_What you should do_
Tally how many lines in the data hold the word "title", and give the result with no other text.

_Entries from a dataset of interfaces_
━━━━━━━━

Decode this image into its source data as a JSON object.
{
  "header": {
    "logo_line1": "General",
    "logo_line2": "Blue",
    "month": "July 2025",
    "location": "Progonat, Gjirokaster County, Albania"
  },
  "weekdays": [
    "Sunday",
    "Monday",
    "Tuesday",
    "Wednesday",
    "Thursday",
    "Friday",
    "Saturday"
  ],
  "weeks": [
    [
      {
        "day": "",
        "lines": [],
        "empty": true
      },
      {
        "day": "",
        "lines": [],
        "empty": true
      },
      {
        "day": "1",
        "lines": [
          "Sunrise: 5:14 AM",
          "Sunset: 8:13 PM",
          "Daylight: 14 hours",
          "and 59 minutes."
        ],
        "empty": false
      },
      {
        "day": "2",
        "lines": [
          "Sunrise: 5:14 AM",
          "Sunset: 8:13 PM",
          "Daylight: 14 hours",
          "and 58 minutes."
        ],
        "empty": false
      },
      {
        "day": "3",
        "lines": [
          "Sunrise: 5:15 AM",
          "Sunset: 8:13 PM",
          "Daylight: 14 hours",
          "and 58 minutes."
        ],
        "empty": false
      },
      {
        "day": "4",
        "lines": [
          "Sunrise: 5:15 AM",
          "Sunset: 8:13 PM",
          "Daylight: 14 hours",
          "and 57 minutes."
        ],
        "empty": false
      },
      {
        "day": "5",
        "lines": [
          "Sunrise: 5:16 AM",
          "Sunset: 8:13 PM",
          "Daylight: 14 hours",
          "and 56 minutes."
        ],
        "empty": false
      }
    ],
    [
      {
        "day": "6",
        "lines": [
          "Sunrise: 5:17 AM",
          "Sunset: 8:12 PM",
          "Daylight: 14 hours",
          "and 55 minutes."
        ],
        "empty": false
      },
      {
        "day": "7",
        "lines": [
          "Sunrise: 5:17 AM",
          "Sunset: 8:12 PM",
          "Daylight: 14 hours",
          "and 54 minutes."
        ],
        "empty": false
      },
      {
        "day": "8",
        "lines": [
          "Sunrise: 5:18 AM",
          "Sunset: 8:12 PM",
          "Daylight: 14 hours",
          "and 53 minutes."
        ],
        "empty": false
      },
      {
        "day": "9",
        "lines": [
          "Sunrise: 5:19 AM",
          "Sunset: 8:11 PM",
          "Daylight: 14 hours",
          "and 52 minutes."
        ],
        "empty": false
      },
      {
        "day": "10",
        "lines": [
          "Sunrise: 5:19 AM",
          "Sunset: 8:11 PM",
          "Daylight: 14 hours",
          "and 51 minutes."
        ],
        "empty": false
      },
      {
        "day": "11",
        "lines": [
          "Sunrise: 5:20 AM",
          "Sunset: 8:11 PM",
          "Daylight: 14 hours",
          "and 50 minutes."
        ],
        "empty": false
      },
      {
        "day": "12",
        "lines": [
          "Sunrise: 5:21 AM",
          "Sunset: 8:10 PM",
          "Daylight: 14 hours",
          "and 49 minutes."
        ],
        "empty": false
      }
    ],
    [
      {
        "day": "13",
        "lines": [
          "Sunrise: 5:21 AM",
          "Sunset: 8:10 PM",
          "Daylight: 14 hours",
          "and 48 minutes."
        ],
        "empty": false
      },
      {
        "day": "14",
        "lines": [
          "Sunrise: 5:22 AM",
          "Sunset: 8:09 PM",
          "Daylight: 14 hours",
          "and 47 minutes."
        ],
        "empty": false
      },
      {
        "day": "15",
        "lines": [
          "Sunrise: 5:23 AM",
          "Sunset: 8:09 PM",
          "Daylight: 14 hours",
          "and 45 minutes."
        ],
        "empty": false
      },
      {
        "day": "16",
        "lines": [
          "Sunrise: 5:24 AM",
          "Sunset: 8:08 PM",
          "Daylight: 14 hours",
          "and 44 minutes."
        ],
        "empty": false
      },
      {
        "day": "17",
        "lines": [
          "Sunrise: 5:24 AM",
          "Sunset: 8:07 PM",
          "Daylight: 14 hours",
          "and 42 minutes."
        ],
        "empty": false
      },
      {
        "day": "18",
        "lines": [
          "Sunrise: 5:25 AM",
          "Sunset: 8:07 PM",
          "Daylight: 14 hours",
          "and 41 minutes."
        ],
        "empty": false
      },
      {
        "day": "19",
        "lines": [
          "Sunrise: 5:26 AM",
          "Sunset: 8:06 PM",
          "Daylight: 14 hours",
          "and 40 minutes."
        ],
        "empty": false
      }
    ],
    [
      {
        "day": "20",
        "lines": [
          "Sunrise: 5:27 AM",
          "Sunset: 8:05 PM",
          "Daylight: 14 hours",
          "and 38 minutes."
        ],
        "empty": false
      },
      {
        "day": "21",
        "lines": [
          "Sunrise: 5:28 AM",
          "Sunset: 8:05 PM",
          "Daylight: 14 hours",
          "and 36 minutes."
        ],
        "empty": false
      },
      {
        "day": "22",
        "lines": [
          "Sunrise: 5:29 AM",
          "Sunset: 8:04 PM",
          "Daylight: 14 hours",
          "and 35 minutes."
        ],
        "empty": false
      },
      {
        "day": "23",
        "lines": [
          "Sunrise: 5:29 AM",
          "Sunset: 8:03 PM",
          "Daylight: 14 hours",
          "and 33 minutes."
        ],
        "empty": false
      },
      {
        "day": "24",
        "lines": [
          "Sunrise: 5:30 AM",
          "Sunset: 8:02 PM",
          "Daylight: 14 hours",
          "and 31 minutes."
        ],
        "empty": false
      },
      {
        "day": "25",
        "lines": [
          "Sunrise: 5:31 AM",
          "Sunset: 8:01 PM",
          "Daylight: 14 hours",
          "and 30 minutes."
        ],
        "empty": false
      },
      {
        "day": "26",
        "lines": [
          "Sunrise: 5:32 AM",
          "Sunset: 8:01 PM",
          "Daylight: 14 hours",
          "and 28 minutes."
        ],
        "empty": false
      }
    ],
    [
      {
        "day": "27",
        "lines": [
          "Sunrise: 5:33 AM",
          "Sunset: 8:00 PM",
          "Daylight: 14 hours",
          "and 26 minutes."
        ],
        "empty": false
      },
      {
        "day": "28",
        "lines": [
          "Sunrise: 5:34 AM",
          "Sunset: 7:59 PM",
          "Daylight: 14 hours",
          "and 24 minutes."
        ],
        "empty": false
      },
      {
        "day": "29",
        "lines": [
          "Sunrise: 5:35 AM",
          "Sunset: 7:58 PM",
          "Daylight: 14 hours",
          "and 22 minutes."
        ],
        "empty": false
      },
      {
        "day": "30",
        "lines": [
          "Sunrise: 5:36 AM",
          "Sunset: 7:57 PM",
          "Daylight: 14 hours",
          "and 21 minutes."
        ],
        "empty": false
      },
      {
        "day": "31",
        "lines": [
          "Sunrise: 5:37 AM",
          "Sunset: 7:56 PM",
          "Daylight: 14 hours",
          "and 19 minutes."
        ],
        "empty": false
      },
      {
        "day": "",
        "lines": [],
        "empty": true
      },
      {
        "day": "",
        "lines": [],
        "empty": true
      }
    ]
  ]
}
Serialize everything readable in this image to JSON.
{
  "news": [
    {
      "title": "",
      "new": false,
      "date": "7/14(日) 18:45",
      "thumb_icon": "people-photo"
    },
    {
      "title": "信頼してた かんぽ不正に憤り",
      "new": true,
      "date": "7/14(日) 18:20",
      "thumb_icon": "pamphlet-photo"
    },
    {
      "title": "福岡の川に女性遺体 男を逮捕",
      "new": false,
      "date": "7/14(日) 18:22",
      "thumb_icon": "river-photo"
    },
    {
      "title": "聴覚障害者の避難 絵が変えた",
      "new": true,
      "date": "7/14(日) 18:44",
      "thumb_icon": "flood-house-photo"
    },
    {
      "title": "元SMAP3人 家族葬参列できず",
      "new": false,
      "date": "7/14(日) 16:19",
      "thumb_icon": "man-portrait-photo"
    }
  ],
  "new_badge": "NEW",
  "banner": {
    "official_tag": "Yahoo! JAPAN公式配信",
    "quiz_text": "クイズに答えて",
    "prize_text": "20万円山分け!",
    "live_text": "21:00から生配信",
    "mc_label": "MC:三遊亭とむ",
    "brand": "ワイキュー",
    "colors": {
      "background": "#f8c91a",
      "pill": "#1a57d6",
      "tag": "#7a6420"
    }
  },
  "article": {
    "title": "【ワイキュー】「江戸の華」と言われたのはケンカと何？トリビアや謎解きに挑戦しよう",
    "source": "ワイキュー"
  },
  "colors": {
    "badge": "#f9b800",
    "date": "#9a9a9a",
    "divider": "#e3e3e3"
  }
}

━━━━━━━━

_Answer area_
6